**Exercise directions:** Count the lines of data below that include "JSON". Provide only the number.

**The records:**
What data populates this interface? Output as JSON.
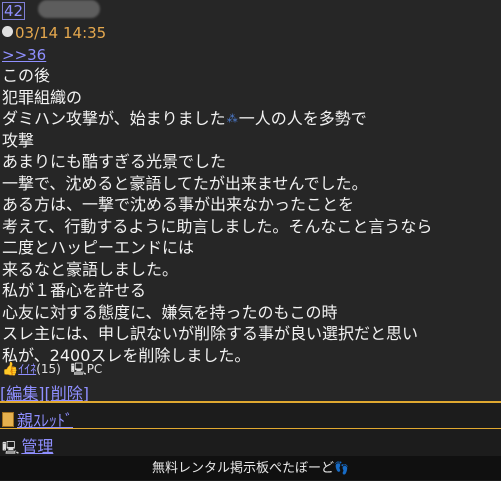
{
  "post": {
    "number": "42",
    "datetime": "03/14 14:35",
    "reply_link": ">>36",
    "lines": [
      "この後",
      "犯罪組織の",
      "ダミハン攻撃が、始まりました",
      "攻撃",
      "あまりにも酷すぎる光景でした",
      "一撃で、沈めると豪語してたが出来ませんでした。",
      "ある方は、一撃で沈める事が出来なかったことを",
      "考えて、行動するように助言しました。そんなこと言うなら",
      "二度とハッピーエンドには",
      "来るなと豪語しました。",
      "私が１番心を許せる",
      "心友に対する態度に、嫌気を持ったのもこの時",
      "スレ主には、申し訳ないが削除する事が良い選択だと思い",
      "私が、2400スレを削除しました。"
    ],
    "line3_suffix": "一人の人を多勢で",
    "like_label": "ｲｲﾈ",
    "like_count": "(15)",
    "device": "PC"
  },
  "actions": {
    "edit": "編集",
    "delete": "削除"
  },
  "nav": {
    "parent_thread": "親ｽﾚｯﾄﾞ",
    "admin": "管理"
  },
  "footer": {
    "text": "無料レンタル掲示板ぺたぼーど"
  },
  "colors": {
    "link": "#8f8fff",
    "date": "#e5a84e",
    "divider": "#e0a830"
  }
}
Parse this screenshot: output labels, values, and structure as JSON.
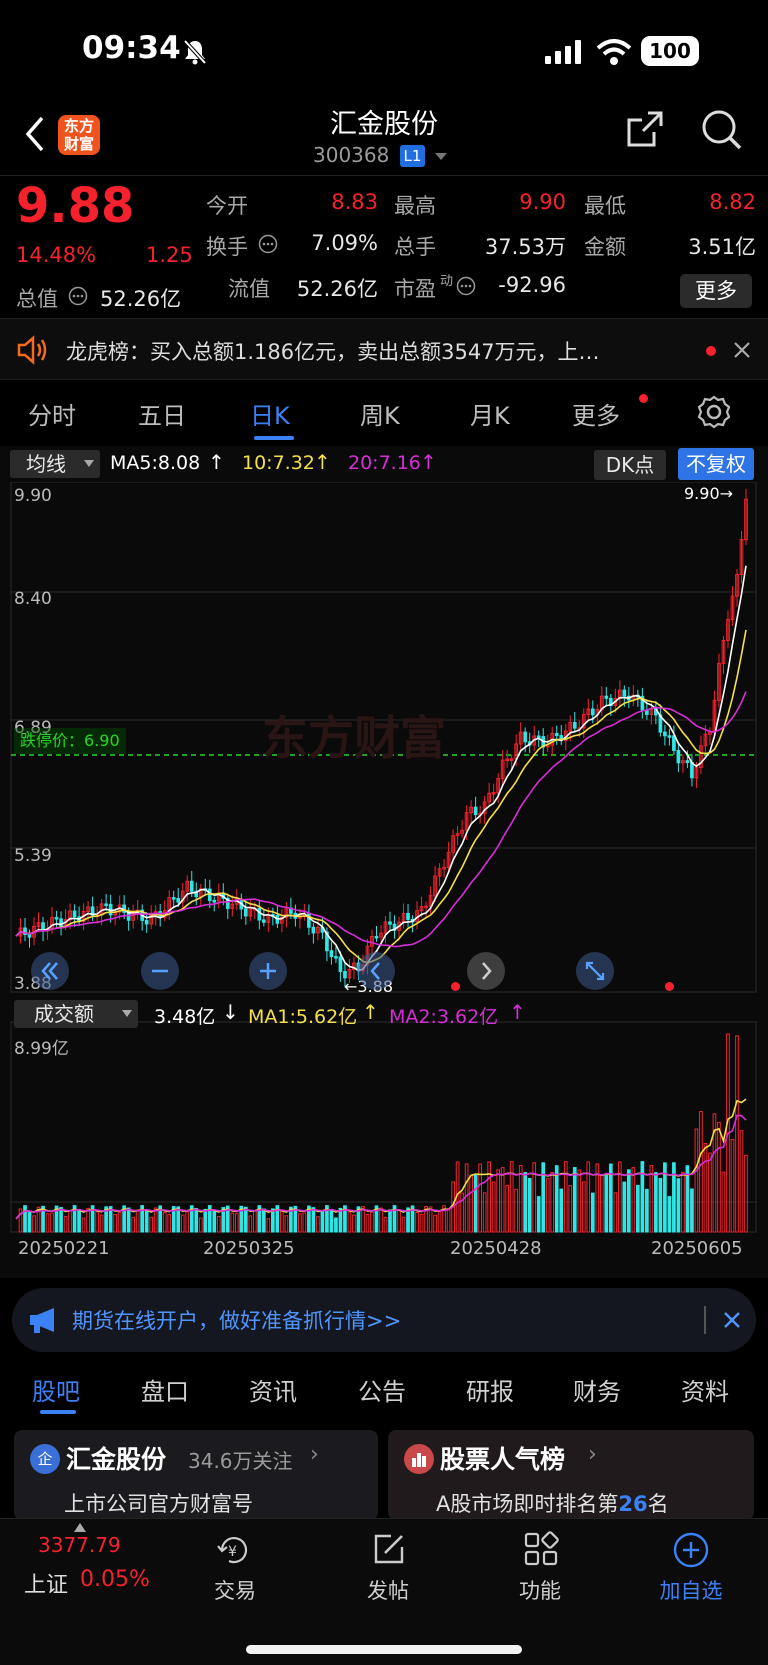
{
  "status": {
    "time": "09:34",
    "battery": "100"
  },
  "header": {
    "logo_line1": "东方",
    "logo_line2": "财富",
    "title": "汇金股份",
    "code": "300368",
    "level": "L1"
  },
  "quote": {
    "price": "9.88",
    "change_pct": "14.48%",
    "change": "1.25",
    "open_label": "今开",
    "open": "8.83",
    "high_label": "最高",
    "high": "9.90",
    "low_label": "最低",
    "low": "8.82",
    "turnover_label": "换手",
    "turnover": "7.09%",
    "volume_label": "总手",
    "volume": "37.53万",
    "amount_label": "金额",
    "amount": "3.51亿",
    "mktcap_label": "总值",
    "mktcap": "52.26亿",
    "float_label": "流值",
    "float_cap": "52.26亿",
    "pe_label": "市盈",
    "pe_sup": "动",
    "pe": "-92.96",
    "more": "更多"
  },
  "notice": {
    "text": "龙虎榜：买入总额1.186亿元，卖出总额3547万元，上…"
  },
  "period_tabs": [
    "分时",
    "五日",
    "日K",
    "周K",
    "月K",
    "更多"
  ],
  "chart": {
    "ma_selector": "均线",
    "ma5": "MA5:8.08",
    "ma10": "10:7.32",
    "ma20": "20:7.16",
    "dk": "DK点",
    "adjust": "不复权",
    "limit_down": "跌停价：6.90",
    "watermark": "东方财富",
    "y_labels": [
      "9.90",
      "8.40",
      "6.89",
      "5.39",
      "3.88"
    ],
    "high_marker": "9.90",
    "low_marker": "3.88",
    "vol_selector": "成交额",
    "vol_value": "3.48亿",
    "vol_ma1": "MA1:5.62亿",
    "vol_ma2": "MA2:3.62亿",
    "vol_top": "8.99亿",
    "dates": [
      "20250221",
      "20250325",
      "20250428",
      "20250605"
    ],
    "colors": {
      "up": "#f5222d",
      "down": "#2ee6e6",
      "ma5": "#ffffff",
      "ma10": "#f5e04a",
      "ma20": "#d62fd6"
    }
  },
  "banner": {
    "text": "期货在线开户，做好准备抓行情>>"
  },
  "bottom_tabs": [
    "股吧",
    "盘口",
    "资讯",
    "公告",
    "研报",
    "财务",
    "资料"
  ],
  "cards": [
    {
      "title": "汇金股份",
      "meta": "34.6万关注",
      "sub": "上市公司官方财富号"
    },
    {
      "title": "股票人气榜",
      "sub_prefix": "A股市场即时排名第",
      "rank": "26",
      "sub_suffix": "名"
    }
  ],
  "nav": {
    "index_value": "3377.79",
    "index_name": "上证",
    "index_change": "0.05%",
    "items": [
      "交易",
      "发帖",
      "功能",
      "加自选"
    ]
  }
}
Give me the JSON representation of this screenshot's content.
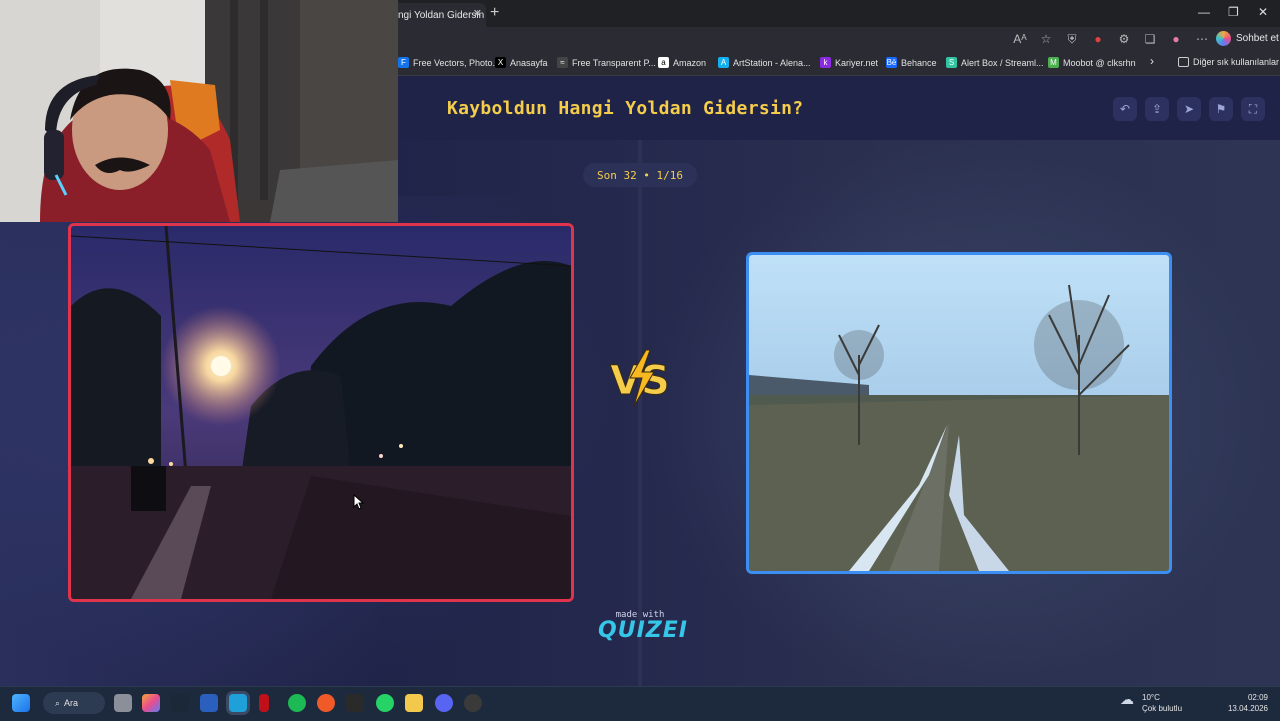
{
  "browser": {
    "tab_title": "ngi Yoldan Gidersin ?",
    "new_tab": "+",
    "window_controls": {
      "minimize": "—",
      "maximize": "❐",
      "close": "✕"
    },
    "copilot_label": "Sohbet et",
    "bookmarks": [
      {
        "label": "Free Vectors, Photo...",
        "icon": "F",
        "color": "#1273eb"
      },
      {
        "label": "Anasayfa",
        "icon": "X",
        "color": "#000000"
      },
      {
        "label": "Free Transparent P...",
        "icon": "≈",
        "color": "#444444"
      },
      {
        "label": "Amazon",
        "icon": "a",
        "color": "#ffffff"
      },
      {
        "label": "ArtStation - Alena...",
        "icon": "A",
        "color": "#13aff0"
      },
      {
        "label": "Kariyer.net",
        "icon": "k",
        "color": "#8a2be2"
      },
      {
        "label": "Behance",
        "icon": "Bē",
        "color": "#1769ff"
      },
      {
        "label": "Alert Box / Streaml...",
        "icon": "S",
        "color": "#31c3a2"
      },
      {
        "label": "Moobot @ clksrhn",
        "icon": "M",
        "color": "#4caf50"
      }
    ],
    "bookmarks_more": "›",
    "other_favorites": "Diğer sık kullanılanlar"
  },
  "quiz": {
    "title": "Kayboldun Hangi Yoldan Gidersin?",
    "round": "Son 32 • 1/16",
    "vs_label": "VS",
    "made_with": "made with",
    "brand": "QUIZEI",
    "toolbar": [
      {
        "name": "undo-icon",
        "glyph": "↶"
      },
      {
        "name": "share-icon",
        "glyph": "⇪"
      },
      {
        "name": "send-icon",
        "glyph": "➤"
      },
      {
        "name": "flag-icon",
        "glyph": "⚑"
      },
      {
        "name": "fullscreen-icon",
        "glyph": "⛶"
      }
    ]
  },
  "taskbar": {
    "search_label": "Ara",
    "weather_temp": "10°C",
    "weather_desc": "Çok bulutlu",
    "time": "02:09",
    "date": "13.04.2026"
  },
  "colors": {
    "accent_yellow": "#f5cd4a",
    "left_border": "#e0344d",
    "right_border": "#3b8ff2",
    "brand_cyan": "#35c6e8"
  }
}
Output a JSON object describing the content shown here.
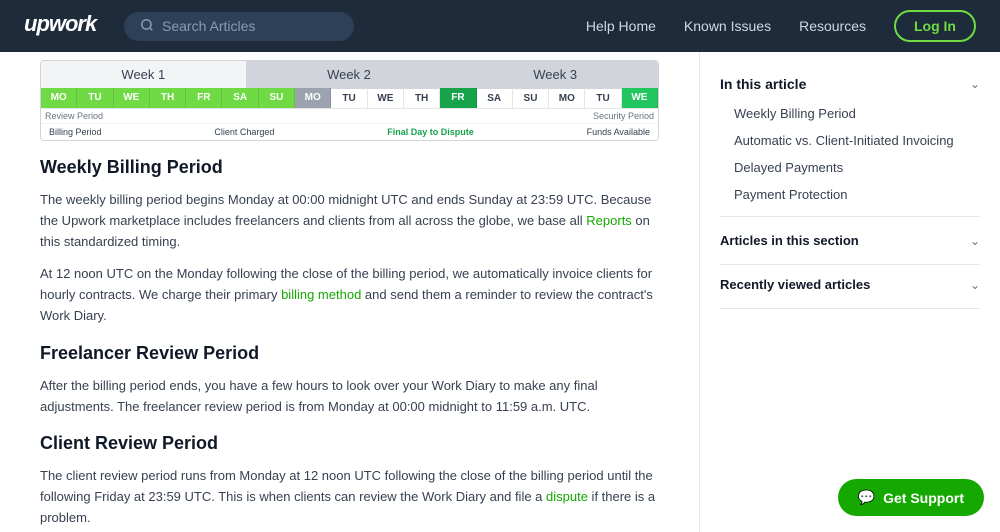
{
  "header": {
    "logo_text": "upwork",
    "search_placeholder": "Search Articles",
    "nav": {
      "help_home": "Help Home",
      "known_issues": "Known Issues",
      "resources": "Resources",
      "login": "Log In"
    }
  },
  "calendar": {
    "weeks": [
      "Week 1",
      "Week 2",
      "Week 3"
    ],
    "days_w1": [
      "MO",
      "TU",
      "WE",
      "TH",
      "FR",
      "SA",
      "SU"
    ],
    "days_w2": [
      "MO",
      "TU",
      "WE",
      "TH",
      "FR",
      "SA",
      "SU"
    ],
    "days_w3": [
      "MO",
      "TU",
      "WE"
    ],
    "labels": {
      "billing_period": "Billing Period",
      "client_charged": "Client Charged",
      "final_day_to_dispute": "Final Day to Dispute",
      "funds_available": "Funds Available",
      "review_period": "Review Period",
      "security_period": "Security Period"
    }
  },
  "article": {
    "weekly_billing_period": {
      "title": "Weekly Billing Period",
      "para1": "The weekly billing period begins Monday at 00:00 midnight UTC and ends Sunday at 23:59 UTC. Because the Upwork marketplace includes freelancers and clients from all across the globe, we base all ",
      "reports_link": "Reports",
      "para1_end": " on this standardized timing.",
      "para2": "At 12 noon UTC on the Monday following the close of the billing period, we automatically invoice clients for hourly contracts. We charge their primary ",
      "billing_method_link": "billing method",
      "para2_end": " and send them a reminder to review the contract's Work Diary."
    },
    "freelancer_review": {
      "title": "Freelancer Review Period",
      "para": "After the billing period ends, you have a few hours to look over your Work Diary to make any final adjustments. The freelancer review period is from Monday at 00:00 midnight to 11:59 a.m. UTC."
    },
    "client_review": {
      "title": "Client Review Period",
      "para1": "The client review period runs from Monday at 12 noon UTC following the close of the billing period until the following Friday at 23:59 UTC. This is when clients can review the Work Diary and file a ",
      "dispute_link": "dispute",
      "para1_end": " if there is a problem."
    }
  },
  "sidebar": {
    "in_this_article_title": "In this article",
    "toc_items": [
      "Weekly Billing Period",
      "Automatic vs. Client-Initiated Invoicing",
      "Delayed Payments",
      "Payment Protection"
    ],
    "articles_section_title": "Articles in this section",
    "recently_viewed_title": "Recently viewed articles"
  },
  "support_btn": "Get Support"
}
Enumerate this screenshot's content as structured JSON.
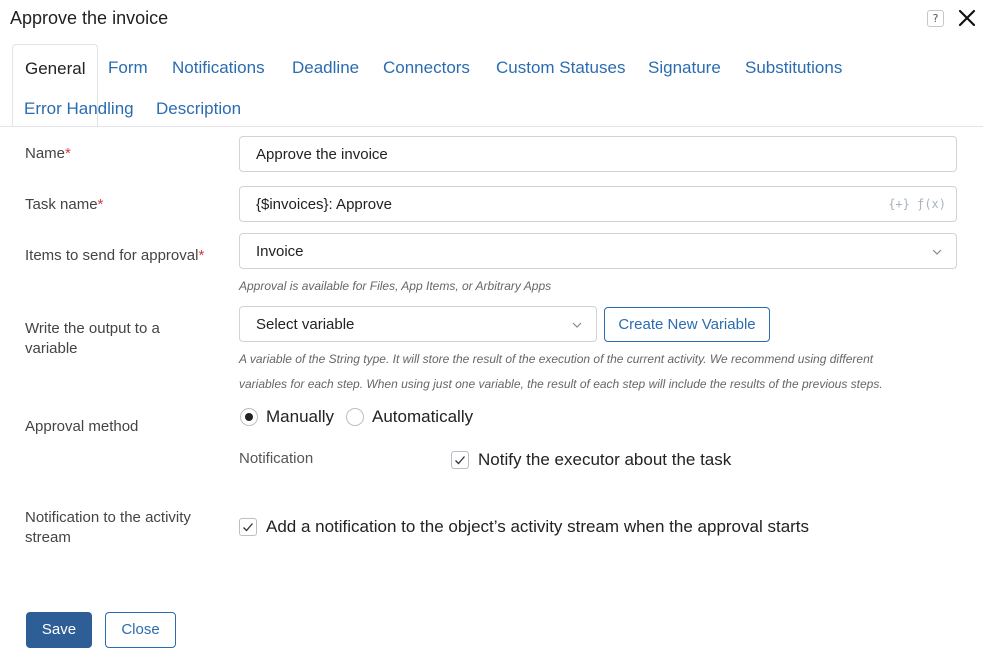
{
  "window": {
    "title": "Approve the invoice",
    "help_glyph": "?"
  },
  "tabs": [
    {
      "label": "General",
      "active": true
    },
    {
      "label": "Form"
    },
    {
      "label": "Notifications"
    },
    {
      "label": "Deadline"
    },
    {
      "label": "Connectors"
    },
    {
      "label": "Custom Statuses"
    },
    {
      "label": "Signature"
    },
    {
      "label": "Substitutions"
    },
    {
      "label": "Error Handling"
    },
    {
      "label": "Description"
    }
  ],
  "form": {
    "name": {
      "label": "Name",
      "required_mark": "*",
      "value": "Approve the invoice"
    },
    "task_name": {
      "label": "Task name",
      "required_mark": "*",
      "value": "{$invoices}: Approve",
      "suffix": "{+} ƒ(x)"
    },
    "items": {
      "label": "Items to send for approval",
      "required_mark": "*",
      "value": "Invoice",
      "hint": "Approval is available for Files, App Items, or Arbitrary Apps"
    },
    "output": {
      "label_line1": "Write the output to a",
      "label_line2": "variable",
      "placeholder": "Select variable",
      "create_button": "Create New Variable",
      "hint_line1": "A variable of the String type. It will store the result of the execution of the current activity. We recommend using different",
      "hint_line2": "variables for each step. When using just one variable, the result of each step will include the results of the previous steps."
    },
    "approval_method": {
      "label": "Approval method",
      "options": [
        {
          "label": "Manually",
          "selected": true
        },
        {
          "label": "Automatically",
          "selected": false
        }
      ],
      "notification_label": "Notification",
      "notify_executor": {
        "label": "Notify the executor about the task",
        "checked": true
      }
    },
    "activity_stream": {
      "label_line1": "Notification to the activity",
      "label_line2": "stream",
      "checkbox": {
        "label": "Add a notification to the object’s activity stream when the approval starts",
        "checked": true
      }
    }
  },
  "footer": {
    "save_label": "Save",
    "close_label": "Close"
  },
  "colors": {
    "accent": "#2b6cb0",
    "primary_button": "#2d5f96",
    "required": "#d23c3c"
  }
}
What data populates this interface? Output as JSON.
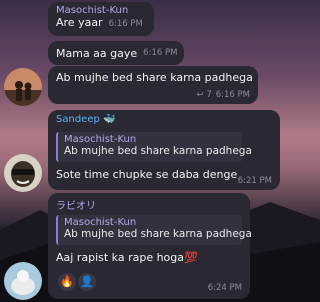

**Task result:** 6